The worst instance of this clash between approach and substance, and the final nail in the coffin for this reviewer, was the author’s story of Deal Hudson, former advisor to President Bush on Catholic affairs. He’d lost his job as a professor at Fordham University for sexually harassing an eighteen-year-old girl. Milbank notes the paradox of a Catholic advisor/sex predator, and then goes on to actually recount the episode. This girl had confessed to Hudson that she was depressed and suicidal, and he decided to invite her out and get her drunk. Remember the tone of the book as you read this:
He then offered her a ride to school. “Dr. Hudson told me to lay my head on his lap, suggesting fellatio when he unzipped his zipper. I did both,” the student reported. He then took her to his office “and laid me down on top of [his desk]. He began touching me, unzipping my jeans, and pulling up my shirt. I was just glad to be laying down, I could barely feel my body.” After exchanging “sexual acts,” Hudson took Poppas to her dorm, then went home to his wife.
The reader doesn’t sense any outrage on Milbank’s part; he simply prattles on about how the Potomac Man has no shame, as any other culture would. His goofy, pseudo-anthropological approach precludes the appropriate disgust. That is left to the reader, who knows what to think about Deal Hudson, but isn’t so sure anymore about Dana Milbank.
|A few years ago, Dana Milbank was labeled a “policy bimbo” by John Podhoretz, son of Norman and writer for The National Review. Anyone who earns the ire of John Podhoretz (or any Podhoretz for that matter) must have something going for him, but one can’t help but conclude that there was more than a kernel of truth in that stinging sobriquet. If authors wish to deal with the evil alongside the inane, they commit themselves to a precarious balancing act, and the stakes are high.
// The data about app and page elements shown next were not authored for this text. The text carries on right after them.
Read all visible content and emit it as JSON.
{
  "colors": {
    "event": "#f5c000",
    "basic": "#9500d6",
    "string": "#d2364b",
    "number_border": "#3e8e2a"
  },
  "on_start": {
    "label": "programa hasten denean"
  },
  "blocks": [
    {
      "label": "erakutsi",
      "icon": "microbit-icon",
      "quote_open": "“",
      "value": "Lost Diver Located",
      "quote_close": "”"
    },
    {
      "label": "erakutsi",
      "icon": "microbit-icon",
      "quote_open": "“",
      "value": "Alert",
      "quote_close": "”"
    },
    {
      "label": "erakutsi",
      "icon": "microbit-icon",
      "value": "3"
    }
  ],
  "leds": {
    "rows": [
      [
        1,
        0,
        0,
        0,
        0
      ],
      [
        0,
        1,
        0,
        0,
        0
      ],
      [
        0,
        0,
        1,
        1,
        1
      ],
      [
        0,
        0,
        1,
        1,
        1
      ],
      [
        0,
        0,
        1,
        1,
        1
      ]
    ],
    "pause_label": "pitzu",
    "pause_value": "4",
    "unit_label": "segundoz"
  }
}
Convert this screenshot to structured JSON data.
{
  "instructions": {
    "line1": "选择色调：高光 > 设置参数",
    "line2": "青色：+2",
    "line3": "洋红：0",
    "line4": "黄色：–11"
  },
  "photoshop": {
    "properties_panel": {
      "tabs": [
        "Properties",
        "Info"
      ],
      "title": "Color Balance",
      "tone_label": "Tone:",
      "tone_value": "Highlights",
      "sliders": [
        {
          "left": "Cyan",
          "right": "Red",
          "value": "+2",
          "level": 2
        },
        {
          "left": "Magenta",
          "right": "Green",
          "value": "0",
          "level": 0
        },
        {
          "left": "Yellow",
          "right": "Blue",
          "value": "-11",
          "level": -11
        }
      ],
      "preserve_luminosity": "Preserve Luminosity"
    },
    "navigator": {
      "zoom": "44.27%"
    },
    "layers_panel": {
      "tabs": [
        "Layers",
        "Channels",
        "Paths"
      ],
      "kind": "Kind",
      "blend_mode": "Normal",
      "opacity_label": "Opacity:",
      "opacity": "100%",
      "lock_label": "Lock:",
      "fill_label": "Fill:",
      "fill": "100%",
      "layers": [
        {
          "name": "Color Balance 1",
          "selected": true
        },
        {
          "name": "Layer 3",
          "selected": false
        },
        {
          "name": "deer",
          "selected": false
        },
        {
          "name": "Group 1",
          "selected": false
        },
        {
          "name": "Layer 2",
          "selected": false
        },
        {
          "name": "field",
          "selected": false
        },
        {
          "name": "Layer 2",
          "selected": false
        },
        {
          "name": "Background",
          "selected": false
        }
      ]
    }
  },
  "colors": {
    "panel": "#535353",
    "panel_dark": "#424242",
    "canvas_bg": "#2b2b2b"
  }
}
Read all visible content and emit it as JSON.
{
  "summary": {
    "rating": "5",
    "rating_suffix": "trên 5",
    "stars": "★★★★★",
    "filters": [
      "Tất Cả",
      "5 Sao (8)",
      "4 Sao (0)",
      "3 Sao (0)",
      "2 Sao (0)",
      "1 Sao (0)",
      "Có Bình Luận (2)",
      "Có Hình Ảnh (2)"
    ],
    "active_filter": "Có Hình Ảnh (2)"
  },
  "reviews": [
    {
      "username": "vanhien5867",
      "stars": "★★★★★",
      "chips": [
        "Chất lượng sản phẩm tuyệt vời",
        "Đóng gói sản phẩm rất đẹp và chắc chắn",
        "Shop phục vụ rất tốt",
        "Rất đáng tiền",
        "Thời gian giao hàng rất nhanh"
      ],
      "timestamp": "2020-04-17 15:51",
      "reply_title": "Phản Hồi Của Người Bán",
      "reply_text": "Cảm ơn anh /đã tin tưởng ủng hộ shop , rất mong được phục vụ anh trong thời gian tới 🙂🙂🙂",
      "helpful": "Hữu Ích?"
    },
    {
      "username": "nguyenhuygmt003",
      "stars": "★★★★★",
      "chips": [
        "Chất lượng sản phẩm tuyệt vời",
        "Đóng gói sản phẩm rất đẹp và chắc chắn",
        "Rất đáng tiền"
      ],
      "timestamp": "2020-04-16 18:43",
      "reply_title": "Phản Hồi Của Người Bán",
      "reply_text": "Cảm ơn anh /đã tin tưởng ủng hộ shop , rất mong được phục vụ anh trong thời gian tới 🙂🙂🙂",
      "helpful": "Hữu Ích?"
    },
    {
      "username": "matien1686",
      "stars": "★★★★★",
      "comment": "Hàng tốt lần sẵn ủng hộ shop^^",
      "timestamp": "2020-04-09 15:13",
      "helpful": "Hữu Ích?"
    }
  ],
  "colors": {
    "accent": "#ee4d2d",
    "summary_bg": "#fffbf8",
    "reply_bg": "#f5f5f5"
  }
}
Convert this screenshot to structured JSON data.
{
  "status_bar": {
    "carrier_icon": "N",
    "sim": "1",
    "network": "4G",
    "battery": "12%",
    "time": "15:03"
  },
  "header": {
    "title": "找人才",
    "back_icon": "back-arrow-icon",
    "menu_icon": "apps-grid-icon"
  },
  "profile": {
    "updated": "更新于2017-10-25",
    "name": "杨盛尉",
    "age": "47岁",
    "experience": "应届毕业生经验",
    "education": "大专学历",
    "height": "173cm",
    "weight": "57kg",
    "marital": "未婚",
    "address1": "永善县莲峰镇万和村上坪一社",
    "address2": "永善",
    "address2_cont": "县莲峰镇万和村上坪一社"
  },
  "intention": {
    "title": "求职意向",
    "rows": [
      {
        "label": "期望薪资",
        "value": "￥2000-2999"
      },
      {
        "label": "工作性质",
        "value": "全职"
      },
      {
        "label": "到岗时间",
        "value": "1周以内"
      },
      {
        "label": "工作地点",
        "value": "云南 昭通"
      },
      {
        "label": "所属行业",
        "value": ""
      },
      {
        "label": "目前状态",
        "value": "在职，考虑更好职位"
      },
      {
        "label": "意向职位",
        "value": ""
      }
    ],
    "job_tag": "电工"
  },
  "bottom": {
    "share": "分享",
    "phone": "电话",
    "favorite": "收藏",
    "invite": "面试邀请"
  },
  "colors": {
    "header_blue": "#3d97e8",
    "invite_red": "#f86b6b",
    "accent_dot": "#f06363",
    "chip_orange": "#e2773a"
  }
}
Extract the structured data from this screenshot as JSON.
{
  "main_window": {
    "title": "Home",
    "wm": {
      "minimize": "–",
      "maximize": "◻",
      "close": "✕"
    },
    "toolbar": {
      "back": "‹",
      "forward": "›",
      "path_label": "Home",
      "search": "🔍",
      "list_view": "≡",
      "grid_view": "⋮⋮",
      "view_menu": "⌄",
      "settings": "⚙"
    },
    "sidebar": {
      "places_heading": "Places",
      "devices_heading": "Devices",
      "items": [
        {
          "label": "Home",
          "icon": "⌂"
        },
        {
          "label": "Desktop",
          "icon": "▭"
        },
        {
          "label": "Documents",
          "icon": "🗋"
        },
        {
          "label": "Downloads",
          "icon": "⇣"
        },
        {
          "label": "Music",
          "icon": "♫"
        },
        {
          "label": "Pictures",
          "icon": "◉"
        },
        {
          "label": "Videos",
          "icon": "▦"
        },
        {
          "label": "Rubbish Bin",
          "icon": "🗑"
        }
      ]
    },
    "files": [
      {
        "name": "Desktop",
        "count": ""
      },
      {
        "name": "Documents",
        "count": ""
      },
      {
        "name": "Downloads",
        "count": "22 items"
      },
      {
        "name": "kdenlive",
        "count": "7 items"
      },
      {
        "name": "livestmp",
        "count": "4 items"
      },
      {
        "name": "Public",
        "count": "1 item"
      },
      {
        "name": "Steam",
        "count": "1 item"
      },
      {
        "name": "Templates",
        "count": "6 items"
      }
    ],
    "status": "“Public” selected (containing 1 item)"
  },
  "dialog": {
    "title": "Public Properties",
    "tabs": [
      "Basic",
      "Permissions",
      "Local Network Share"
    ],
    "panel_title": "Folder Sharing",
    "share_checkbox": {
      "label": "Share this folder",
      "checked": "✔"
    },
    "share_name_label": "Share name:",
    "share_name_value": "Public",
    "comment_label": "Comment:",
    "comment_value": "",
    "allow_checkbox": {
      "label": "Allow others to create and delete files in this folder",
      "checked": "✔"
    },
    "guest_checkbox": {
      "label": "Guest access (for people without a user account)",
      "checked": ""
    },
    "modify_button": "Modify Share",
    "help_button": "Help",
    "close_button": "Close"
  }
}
Milbank falls flat on his face; every chuckle is a pyrrhic victory.|
Greg Waldmann is a native New Yorker living in Boston with a degree in International Affairs.